So, as you know, we’re impressed with Jen Eden – tell our readers more, for example, what you’re most proud of as a company and what sets you apart from others.
I am an actor, improviser, writer and musician. I am my own business. I specialize in musical comedy. For now, you may have seen me around Los Angeles performing with one of my amazing improv teams: The Music Store (fully improvised musicals where we also play our own accompaniment) or Pitch, Please! (fully improvised acapella musicals) or perhaps as my Russian Character, Yelena, whom only plays pop songs on the accordion. I am also currently starring in a National Ad campaign for The Container Store. I think that being a classically trained actor, a serious improv performer, a professional singer, a composer and a writer who also plays 16 instruments is pretty special, and that sets me apart from others.
So, what’s next? Any big plans?
I’ve only just tapped into the possibilities here in Los Angeles. I’m currently working on a few fun projects for my reel, and I can’t wait to put them out there! Looking forward to taking meetings, so I can sign with my perfect theatrical agent, so we can start breaking down all the doors and I can book tons of work in TV and Film.
- Website: www.Jeneden.com
- Phone: 646-920-1221
- Email: Jen@Jeneden.com

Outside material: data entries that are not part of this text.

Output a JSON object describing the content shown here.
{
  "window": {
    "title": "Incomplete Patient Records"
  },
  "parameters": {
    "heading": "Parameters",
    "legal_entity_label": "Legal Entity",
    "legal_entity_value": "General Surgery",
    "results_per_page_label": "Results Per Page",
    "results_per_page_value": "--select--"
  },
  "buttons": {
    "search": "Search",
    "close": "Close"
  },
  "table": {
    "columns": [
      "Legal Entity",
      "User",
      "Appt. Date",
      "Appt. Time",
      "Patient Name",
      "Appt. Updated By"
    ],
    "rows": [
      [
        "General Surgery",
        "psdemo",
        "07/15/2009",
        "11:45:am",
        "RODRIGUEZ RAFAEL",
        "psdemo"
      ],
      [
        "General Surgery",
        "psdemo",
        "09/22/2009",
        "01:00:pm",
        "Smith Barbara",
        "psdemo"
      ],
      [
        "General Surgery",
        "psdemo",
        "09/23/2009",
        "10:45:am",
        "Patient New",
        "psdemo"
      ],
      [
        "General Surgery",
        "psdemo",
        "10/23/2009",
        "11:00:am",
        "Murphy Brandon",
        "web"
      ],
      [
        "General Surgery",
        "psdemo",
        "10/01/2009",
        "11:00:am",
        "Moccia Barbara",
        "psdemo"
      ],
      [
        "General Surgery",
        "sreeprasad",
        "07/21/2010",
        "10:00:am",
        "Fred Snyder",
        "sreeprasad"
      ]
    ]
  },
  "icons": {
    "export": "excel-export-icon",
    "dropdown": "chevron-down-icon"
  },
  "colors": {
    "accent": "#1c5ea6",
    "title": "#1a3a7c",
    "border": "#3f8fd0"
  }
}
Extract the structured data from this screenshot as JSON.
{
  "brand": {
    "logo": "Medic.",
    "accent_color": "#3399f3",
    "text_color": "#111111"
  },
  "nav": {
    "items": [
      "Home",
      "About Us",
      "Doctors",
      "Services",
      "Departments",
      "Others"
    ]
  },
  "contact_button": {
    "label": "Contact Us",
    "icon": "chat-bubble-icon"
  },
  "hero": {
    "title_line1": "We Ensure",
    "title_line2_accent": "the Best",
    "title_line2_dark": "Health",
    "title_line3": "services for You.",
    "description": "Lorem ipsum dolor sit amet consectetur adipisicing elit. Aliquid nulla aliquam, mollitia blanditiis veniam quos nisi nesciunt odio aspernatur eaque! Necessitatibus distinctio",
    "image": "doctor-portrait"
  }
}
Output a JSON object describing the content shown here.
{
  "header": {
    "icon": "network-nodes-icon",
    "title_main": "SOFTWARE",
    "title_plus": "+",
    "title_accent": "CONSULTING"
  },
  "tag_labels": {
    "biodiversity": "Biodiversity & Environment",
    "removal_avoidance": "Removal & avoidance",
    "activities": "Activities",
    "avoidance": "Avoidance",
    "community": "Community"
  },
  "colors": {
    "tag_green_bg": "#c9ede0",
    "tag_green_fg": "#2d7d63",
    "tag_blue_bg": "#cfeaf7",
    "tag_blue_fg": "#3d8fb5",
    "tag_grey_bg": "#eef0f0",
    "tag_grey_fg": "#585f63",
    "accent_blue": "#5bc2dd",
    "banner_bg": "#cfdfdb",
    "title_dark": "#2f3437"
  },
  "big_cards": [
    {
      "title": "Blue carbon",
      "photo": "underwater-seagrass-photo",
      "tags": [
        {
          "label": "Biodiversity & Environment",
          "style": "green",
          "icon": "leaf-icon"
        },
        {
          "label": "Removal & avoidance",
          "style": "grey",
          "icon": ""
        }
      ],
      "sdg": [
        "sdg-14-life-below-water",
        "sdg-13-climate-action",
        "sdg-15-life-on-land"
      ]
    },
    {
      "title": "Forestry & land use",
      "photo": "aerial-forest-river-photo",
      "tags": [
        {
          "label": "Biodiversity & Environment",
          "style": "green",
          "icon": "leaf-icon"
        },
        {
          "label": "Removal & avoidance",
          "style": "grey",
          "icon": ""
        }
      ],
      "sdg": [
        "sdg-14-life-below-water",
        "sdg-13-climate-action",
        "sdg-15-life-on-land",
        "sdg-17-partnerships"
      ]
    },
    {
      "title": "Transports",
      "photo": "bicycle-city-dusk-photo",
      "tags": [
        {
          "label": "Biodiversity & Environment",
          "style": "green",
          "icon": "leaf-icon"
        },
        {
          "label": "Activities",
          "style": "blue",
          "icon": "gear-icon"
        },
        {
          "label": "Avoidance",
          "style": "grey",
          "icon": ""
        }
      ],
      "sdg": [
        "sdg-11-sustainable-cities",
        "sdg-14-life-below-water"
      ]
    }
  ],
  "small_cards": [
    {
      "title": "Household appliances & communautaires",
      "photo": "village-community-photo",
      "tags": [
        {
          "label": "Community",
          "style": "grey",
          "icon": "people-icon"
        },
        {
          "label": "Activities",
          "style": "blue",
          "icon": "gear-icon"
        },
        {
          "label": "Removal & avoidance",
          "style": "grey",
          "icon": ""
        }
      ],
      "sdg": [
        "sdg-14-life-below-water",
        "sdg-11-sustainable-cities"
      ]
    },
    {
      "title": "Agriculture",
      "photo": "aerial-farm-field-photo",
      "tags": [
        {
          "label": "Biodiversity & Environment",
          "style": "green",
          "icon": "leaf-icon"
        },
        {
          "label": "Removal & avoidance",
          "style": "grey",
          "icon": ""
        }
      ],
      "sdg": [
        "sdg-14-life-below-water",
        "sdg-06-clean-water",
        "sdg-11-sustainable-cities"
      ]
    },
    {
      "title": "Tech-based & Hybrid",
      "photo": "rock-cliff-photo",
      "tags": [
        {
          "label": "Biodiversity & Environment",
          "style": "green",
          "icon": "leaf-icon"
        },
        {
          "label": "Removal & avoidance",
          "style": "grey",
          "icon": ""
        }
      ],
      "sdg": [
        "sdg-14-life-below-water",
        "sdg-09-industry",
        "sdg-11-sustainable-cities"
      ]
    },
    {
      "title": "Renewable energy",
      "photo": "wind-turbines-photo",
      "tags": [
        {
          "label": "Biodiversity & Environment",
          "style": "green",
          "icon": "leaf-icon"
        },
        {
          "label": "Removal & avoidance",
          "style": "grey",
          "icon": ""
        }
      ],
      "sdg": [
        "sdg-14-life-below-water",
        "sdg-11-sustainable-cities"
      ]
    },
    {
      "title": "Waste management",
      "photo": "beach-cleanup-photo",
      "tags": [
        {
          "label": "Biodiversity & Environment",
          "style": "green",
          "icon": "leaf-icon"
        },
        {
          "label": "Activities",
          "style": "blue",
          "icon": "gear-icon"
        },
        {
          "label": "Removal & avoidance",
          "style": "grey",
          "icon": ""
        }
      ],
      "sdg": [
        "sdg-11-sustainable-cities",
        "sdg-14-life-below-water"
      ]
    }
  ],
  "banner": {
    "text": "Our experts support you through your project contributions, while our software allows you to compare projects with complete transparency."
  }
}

- Instagram: @Jeneden777
- Facebook: @JenEdenActress
- Twitter: @Jeneden
Leslie Bohm, Dirty Sugar Photography